## Task directions
When a line of the records contains "numbers", copy it.

## Entries shown
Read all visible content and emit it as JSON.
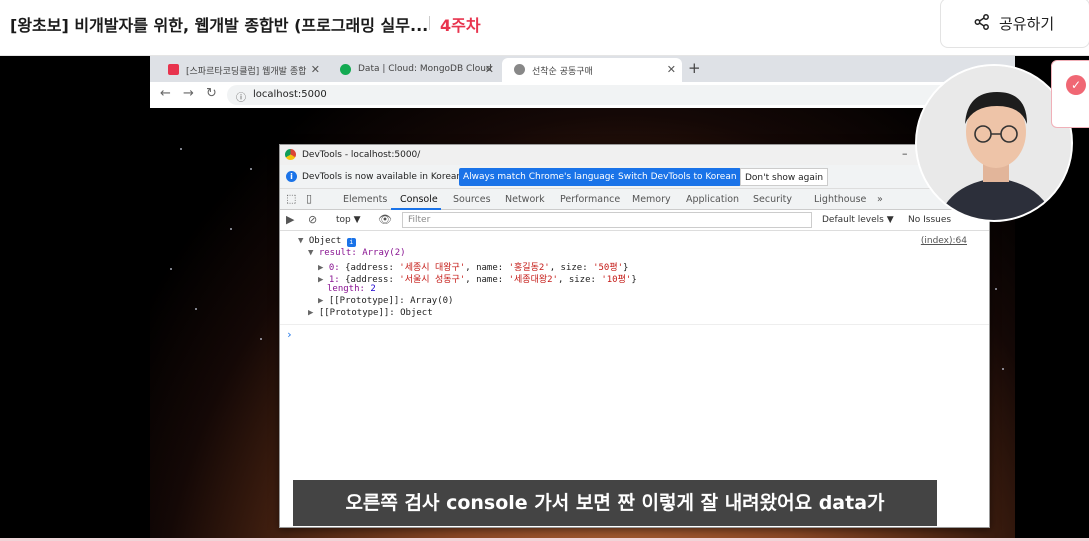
{
  "header": {
    "course_title": "[왕초보] 비개발자를 위한, 웹개발 종합반 (프로그래밍 실무...",
    "week": "4주차",
    "share_label": "공유하기"
  },
  "browser": {
    "tabs": [
      {
        "label": "[스파르타코딩클럽] 웹개발 종합",
        "fav_color": "#e8344e"
      },
      {
        "label": "Data | Cloud: MongoDB Cloud",
        "fav_color": "#13aa52"
      },
      {
        "label": "선착순 공동구매",
        "fav_color": "#888888"
      }
    ],
    "url": "localhost:5000"
  },
  "devtools": {
    "title": "DevTools - localhost:5000/",
    "infobar_message": "DevTools is now available in Korean!",
    "btn_match": "Always match Chrome's language",
    "btn_switch": "Switch DevTools to Korean",
    "btn_dismiss": "Don't show again",
    "panels": [
      "Elements",
      "Console",
      "Sources",
      "Network",
      "Performance",
      "Memory",
      "Application",
      "Security",
      "Lighthouse"
    ],
    "more": "»",
    "context": "top ▼",
    "filter_placeholder": "Filter",
    "default_levels": "Default levels ▼",
    "no_issues": "No Issues",
    "source_link": "(index):64",
    "console_lines": {
      "object": "Object",
      "result": "result: Array(2)",
      "item0_key": "0:",
      "item0_addr": "'세종시 대왕구'",
      "item0_name": "'홍길동2'",
      "item0_size": "'50평'",
      "item1_key": "1:",
      "item1_addr": "'서울시 성동구'",
      "item1_name": "'세종대왕2'",
      "item1_size": "'10평'",
      "length_key": "length:",
      "length_val": "2",
      "proto_array": "[[Prototype]]: Array(0)",
      "proto_object": "[[Prototype]]: Object"
    }
  },
  "subtitle": "오른쪽 검사 console 가서 보면 짠 이렇게 잘 내려왔어요 data가"
}
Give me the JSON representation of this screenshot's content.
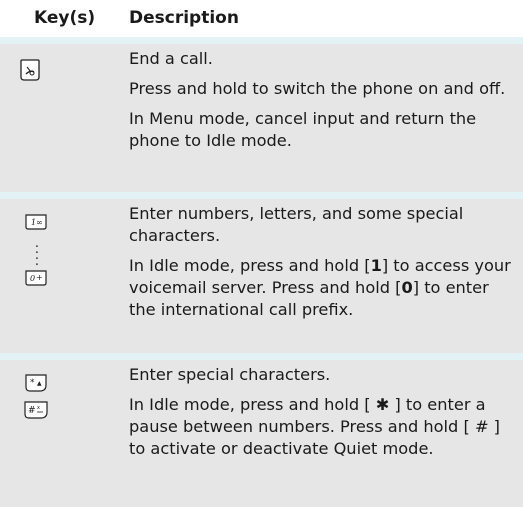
{
  "header": {
    "col_keys": "Key(s)",
    "col_description": "Description"
  },
  "rows": [
    {
      "keys": [
        "end-key"
      ],
      "lines": [
        "End a call.",
        "Press and hold to switch the phone on and off.",
        "In Menu mode, cancel input and return the phone to Idle mode."
      ]
    },
    {
      "keys": [
        "one-key",
        "zero-key"
      ],
      "lines": [
        "Enter numbers, letters, and some special characters.",
        "In Idle mode, press and hold [1] to access your voicemail server. Press and hold [0] to enter the international call prefix."
      ],
      "p2": {
        "a": "In Idle mode, press and hold [",
        "k1": "1",
        "b": "] to access your voicemail server. Press and hold [",
        "k2": "0",
        "c": "] to enter the international call prefix."
      }
    },
    {
      "keys": [
        "star-key",
        "hash-key"
      ],
      "lines": [
        "Enter special characters.",
        "In Idle mode, press and hold [ ✱ ] to enter a pause between numbers. Press and hold [ # ] to activate or deactivate Quiet mode."
      ],
      "p2": {
        "a": "In Idle mode, press and hold [ ",
        "k1": "✱",
        "b": " ] to enter a pause between numbers. Press and hold [ ",
        "k2": "#",
        "c": " ] to activate or deactivate Quiet mode."
      }
    }
  ]
}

## Solution to this task
        "Enter numbers, letters, and some special characters.",
        "In Idle mode, press and hold [ ✱ ] to enter a pause between numbers. Press and hold [ # ] to activate or deactivate Quiet mode."
        "b": " ] to enter a pause between numbers. Press and hold [ ",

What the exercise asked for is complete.